The NC750X is also equipped with Honda’s dual-clutch transmission, so it can operate as an automatic motorcycle, or you use the trigger paddles to shift gear manually.
Smooth natured, a pleasure to ride, and up for all the small and big adventures riding bikes is associated with, the NC750X is a cool motorbike.
Suzuki V-Strom 800DE
- MPG: 64.1 mpg
- Max power: 83 horsepower
- Max torque: 78 Nm
- Top speed: TBC
- Seat height: 855 mm
- Kerb weight: 230 kg
- RRP: £10,499
Suzuki has a new model for 2023, the V-Strom 800DE, and Suzuki has promised it to be a brilliant new addition.
The details are impressive to start with, from the 83 horsepower and 78 Nm of torque to the claimed 64 mpg. Then you look at the 800DE and you realise it means business. It looks ready, rugged, solid, and up for a challenge.
It has been fitted with Suzuki’s Intelligent Ride System, which is a collection of electronic rider aids that can be tailored to suit preferences, terrain, and weather conditions.
Heavyweights 1000cc plus
|Triumph T120||1200cc, liquid-cooled, parallel-twin||60.1||£11,795|
|Triumph Tiger 1200||1160cc, liquid-cooled, in-line 3-cylinder||55.4||£14,995|
|Suzuki V-Strom 1050||1037cc, liquid-cooled, V-twin||54.2||£12,999|
|BMW R 1250 GS||1254cc, air/liquid-cooled, flat twin||49.5||£14,990|
|Honda CRF1100L||1084cc, liquid-cooled, parallel-twin||47.9||£13,049|
- MPG: 60.1 mpg
- Max power: 78.9 horsepower
- Max torque: 105 Nm
- Top speed: 120 mph
- Seat height: 790 mm
- Kerb weight: 236 kg
- RRP: £11,795
The Triumph T120 is the king of the Bonneville’s. It’s the big boss of the line, equipped with the 1200cc parallel-twin.
Despite being a big bike, the T120 still manages 60.1 mpg, which is more than enough for you to take your bonnie out for a long ride without worrying about finding a petrol station if you stray off the beaten path.
The shining element of the T120 is the 105 Nm of torque which is spread across the range, giving you grunt at all the right times.
Triumph have modernised the T120 enough for it to function like a modern motorcycle with modern performance, but they have managed to retain the beautiful aesthetic of the original Bonneville bikes.
Suzuki V-Strom 1050
- MPG: 54.2 mpg
- Max Power: 105 horsepower
- Max Torque: 100 Nm
- Top Speed: 130 mph
- Seat Height: 855 mm

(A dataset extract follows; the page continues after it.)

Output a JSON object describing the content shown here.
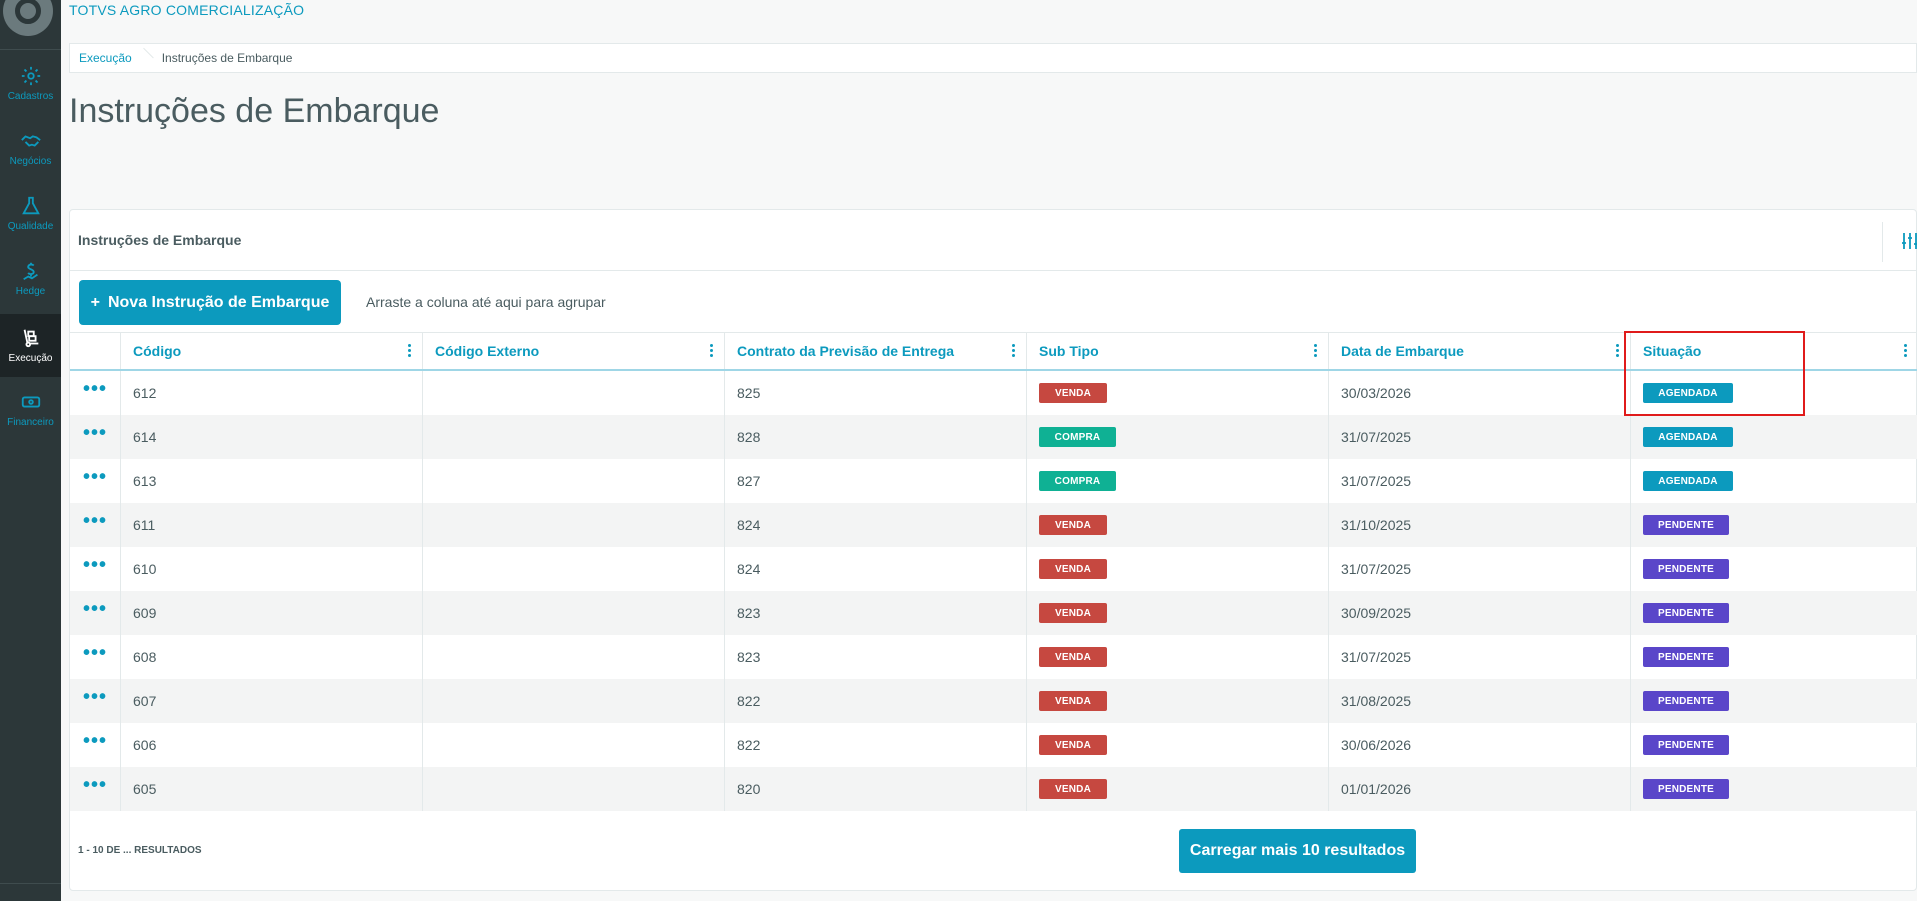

- Kerb Weight: 242 kg
- RRP: £12,999
Suzuki’s big adventure bike is the V-Strom 1050, which comes in several variants—the XT, XT Tour, and the DE—each with different features suitable for different riders.
However, performance figures vary little for each model, and for a big-capacity bike, producing over 54 mpg is awesome. When it comes to the competition, the V-Strom beats both the Africa Twin and 1250 GS in terms of fuel efficiency.
The V-Strom is a staple in the adventure bike world, and the latest edition is ready for serious long-haul adventures with the latest technology and features for maximum comfort and function.
Read more about the best adventure bikes
Honda CRF1100L Africa Twin
- MPG: 47.9 mpg
- Max power: 100 horsepower
- Max torque: 105 Nm
- Top speed: 135 mph
- Seat height: 850 mm
- Kerb weight: 226 kg
- RRP: £13,049
Honda’s Africa Twin was born out of the Paris-Dakar Rally and it carries that spirit in the latest model with Rally inspired paintwork.
The bike has been dialled in to have precise throttle response and optimum performance in every moment. Alongside that punchy performance, though, is practical fuel efficiency so you can go the distance.
You can now also choose the DCT model of the Africa Twin, which gives you the option of automatic mode.
DCT is an interesting option for an adventure bike, but one that could prove useful and make riding a breeze when you have long road stretches before hitting some tougher terrain.
Best MPG List by Manufacturer
|GL1800 Gold Wing||42.8|
|CRF1100L Africa Twin||47.9|
|G 310 R||67.2|
|F 750 GS||56|
|F 900 R||56|
|K 1600 B||39.8|
|S 1000 RR||36.7|
|R 1250 GS||49.5|
|Street Triple 765||52.8|
|Street Twin 900||68.9|
|Versys 1000 S||42.7|
|Ninja 1000 SX||40.5|
Data collected from official manufacturer figures.